Data extracted from a collection:
————

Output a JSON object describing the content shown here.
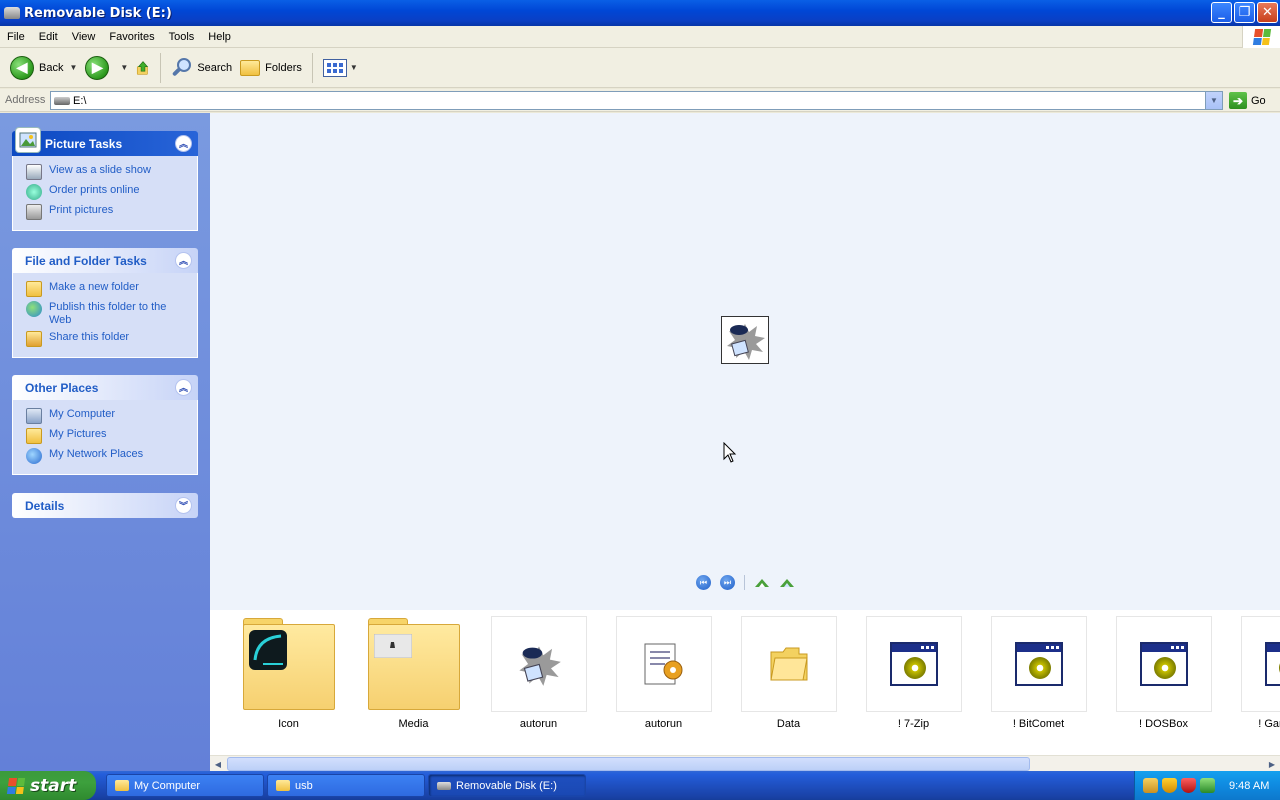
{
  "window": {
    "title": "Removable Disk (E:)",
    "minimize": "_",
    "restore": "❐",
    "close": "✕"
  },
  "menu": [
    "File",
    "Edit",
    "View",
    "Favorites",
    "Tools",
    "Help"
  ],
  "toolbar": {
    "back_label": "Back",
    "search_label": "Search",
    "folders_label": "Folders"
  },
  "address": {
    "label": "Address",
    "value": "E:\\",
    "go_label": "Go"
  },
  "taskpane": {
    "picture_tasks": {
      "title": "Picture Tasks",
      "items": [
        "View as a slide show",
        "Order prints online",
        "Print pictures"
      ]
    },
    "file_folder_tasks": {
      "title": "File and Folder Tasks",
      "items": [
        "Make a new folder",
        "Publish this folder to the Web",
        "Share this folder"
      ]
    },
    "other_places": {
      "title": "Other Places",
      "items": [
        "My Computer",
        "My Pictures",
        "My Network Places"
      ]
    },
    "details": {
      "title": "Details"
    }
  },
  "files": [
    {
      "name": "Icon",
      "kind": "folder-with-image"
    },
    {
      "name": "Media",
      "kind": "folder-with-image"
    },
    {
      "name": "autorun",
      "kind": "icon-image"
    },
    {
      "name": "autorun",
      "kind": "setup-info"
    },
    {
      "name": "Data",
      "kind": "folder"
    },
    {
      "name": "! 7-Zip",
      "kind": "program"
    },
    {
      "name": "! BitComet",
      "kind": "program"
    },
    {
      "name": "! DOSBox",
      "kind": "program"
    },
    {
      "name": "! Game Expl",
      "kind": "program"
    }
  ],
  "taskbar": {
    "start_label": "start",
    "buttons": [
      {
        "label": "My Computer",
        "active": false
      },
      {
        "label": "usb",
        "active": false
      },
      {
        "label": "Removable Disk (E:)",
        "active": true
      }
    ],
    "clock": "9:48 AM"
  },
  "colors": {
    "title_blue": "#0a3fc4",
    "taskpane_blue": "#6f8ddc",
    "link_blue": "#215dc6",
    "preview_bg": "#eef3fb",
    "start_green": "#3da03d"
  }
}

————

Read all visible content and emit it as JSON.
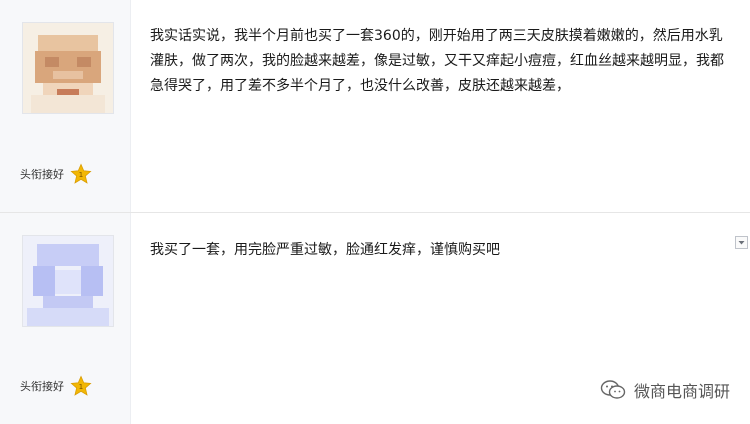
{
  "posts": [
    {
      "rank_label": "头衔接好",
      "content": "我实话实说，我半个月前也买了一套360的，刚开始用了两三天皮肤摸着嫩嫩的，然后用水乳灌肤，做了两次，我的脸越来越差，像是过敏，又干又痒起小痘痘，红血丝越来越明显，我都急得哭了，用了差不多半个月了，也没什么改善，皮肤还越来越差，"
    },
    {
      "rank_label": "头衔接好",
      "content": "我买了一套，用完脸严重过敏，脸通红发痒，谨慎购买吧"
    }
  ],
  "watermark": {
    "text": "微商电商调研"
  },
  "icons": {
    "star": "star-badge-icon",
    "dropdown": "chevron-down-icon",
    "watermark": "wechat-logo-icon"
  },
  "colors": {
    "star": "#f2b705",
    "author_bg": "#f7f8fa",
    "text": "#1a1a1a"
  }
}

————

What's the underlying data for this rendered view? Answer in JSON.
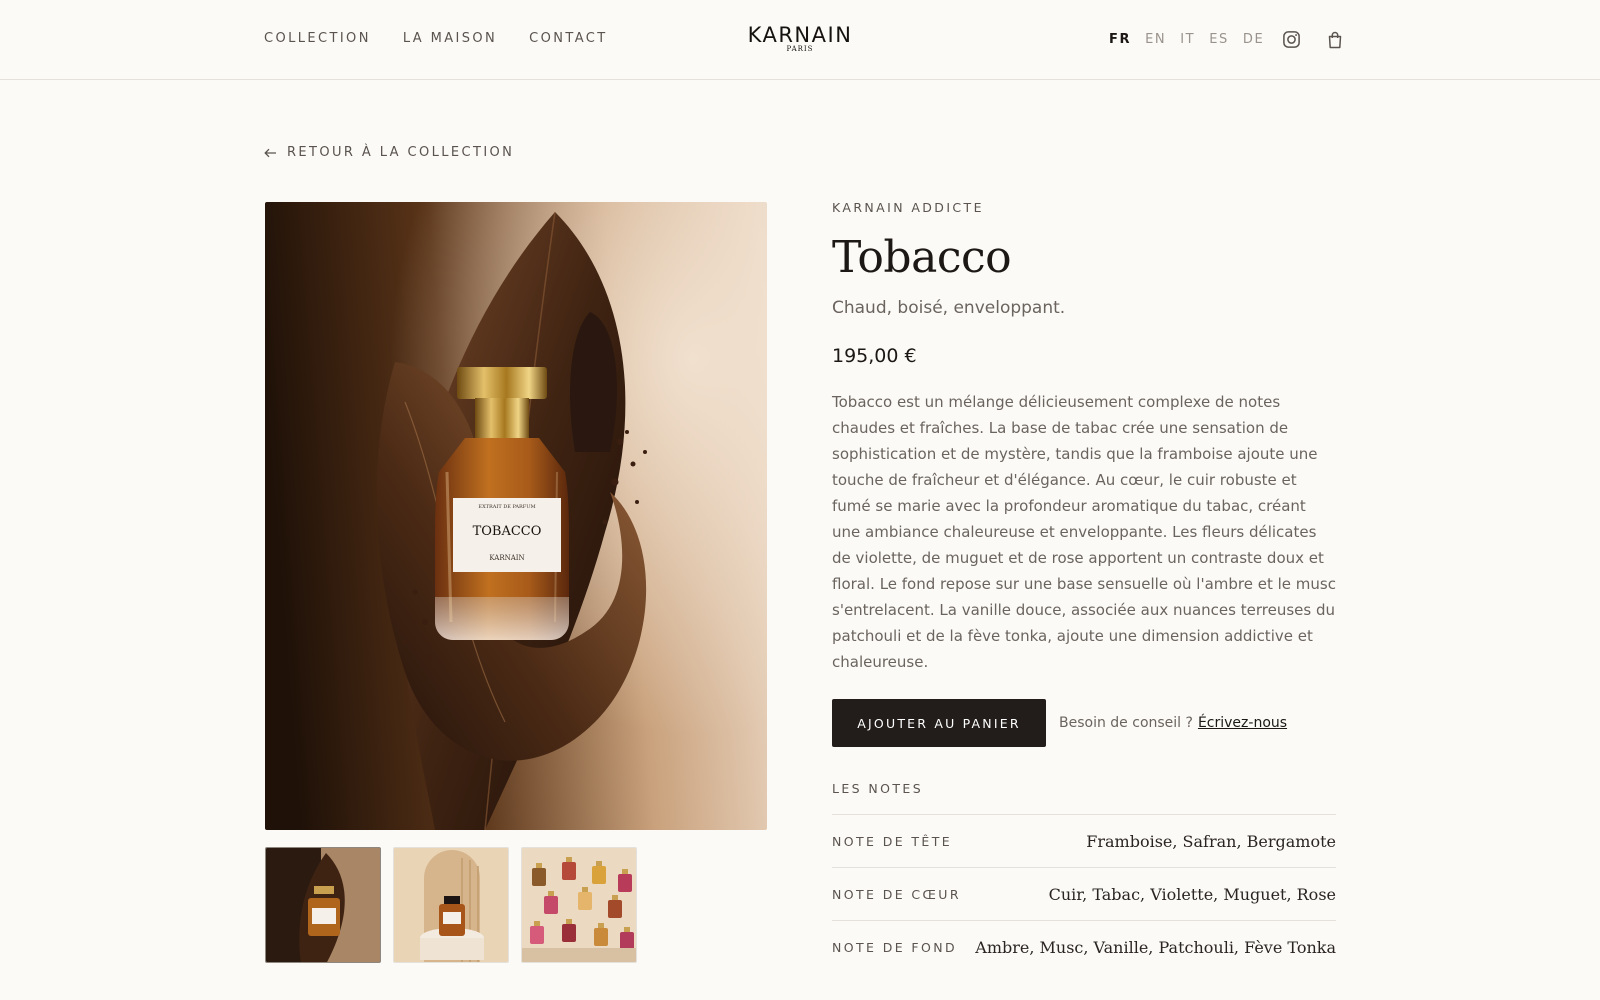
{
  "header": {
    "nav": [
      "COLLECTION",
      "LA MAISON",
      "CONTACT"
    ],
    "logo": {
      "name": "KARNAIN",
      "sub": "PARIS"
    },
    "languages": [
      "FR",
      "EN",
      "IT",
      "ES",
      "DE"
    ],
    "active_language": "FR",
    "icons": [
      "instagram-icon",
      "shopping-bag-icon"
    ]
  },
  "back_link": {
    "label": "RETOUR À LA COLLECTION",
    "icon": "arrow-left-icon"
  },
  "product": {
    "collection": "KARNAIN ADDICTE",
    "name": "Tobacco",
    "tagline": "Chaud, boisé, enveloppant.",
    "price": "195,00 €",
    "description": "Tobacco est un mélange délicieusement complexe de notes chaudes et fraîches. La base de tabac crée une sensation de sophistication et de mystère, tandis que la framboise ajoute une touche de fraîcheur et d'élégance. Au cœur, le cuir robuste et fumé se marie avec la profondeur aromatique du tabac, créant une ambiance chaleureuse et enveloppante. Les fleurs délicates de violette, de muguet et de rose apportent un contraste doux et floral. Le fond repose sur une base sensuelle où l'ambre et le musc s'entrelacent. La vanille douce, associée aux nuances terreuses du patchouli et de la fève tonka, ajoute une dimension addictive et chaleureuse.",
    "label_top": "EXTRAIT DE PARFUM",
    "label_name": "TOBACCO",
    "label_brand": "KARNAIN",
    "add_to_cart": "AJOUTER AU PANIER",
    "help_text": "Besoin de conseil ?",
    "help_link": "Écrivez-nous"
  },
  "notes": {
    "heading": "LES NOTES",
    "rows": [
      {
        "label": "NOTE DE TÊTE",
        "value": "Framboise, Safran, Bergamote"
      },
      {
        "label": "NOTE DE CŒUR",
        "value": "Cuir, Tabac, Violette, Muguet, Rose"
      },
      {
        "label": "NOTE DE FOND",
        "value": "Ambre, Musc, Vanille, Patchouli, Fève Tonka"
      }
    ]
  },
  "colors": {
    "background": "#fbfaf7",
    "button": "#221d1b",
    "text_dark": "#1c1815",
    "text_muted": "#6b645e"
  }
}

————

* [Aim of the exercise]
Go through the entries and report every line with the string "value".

* [Output for this exercise]
    "value": "E:\\",
        "value": "Framboise, Safran, Bergamote"
        "value": "Cuir, Tabac, Violette, Muguet, Rose"
        "value": "Ambre, Musc, Vanille, Patchouli, Fève Tonka"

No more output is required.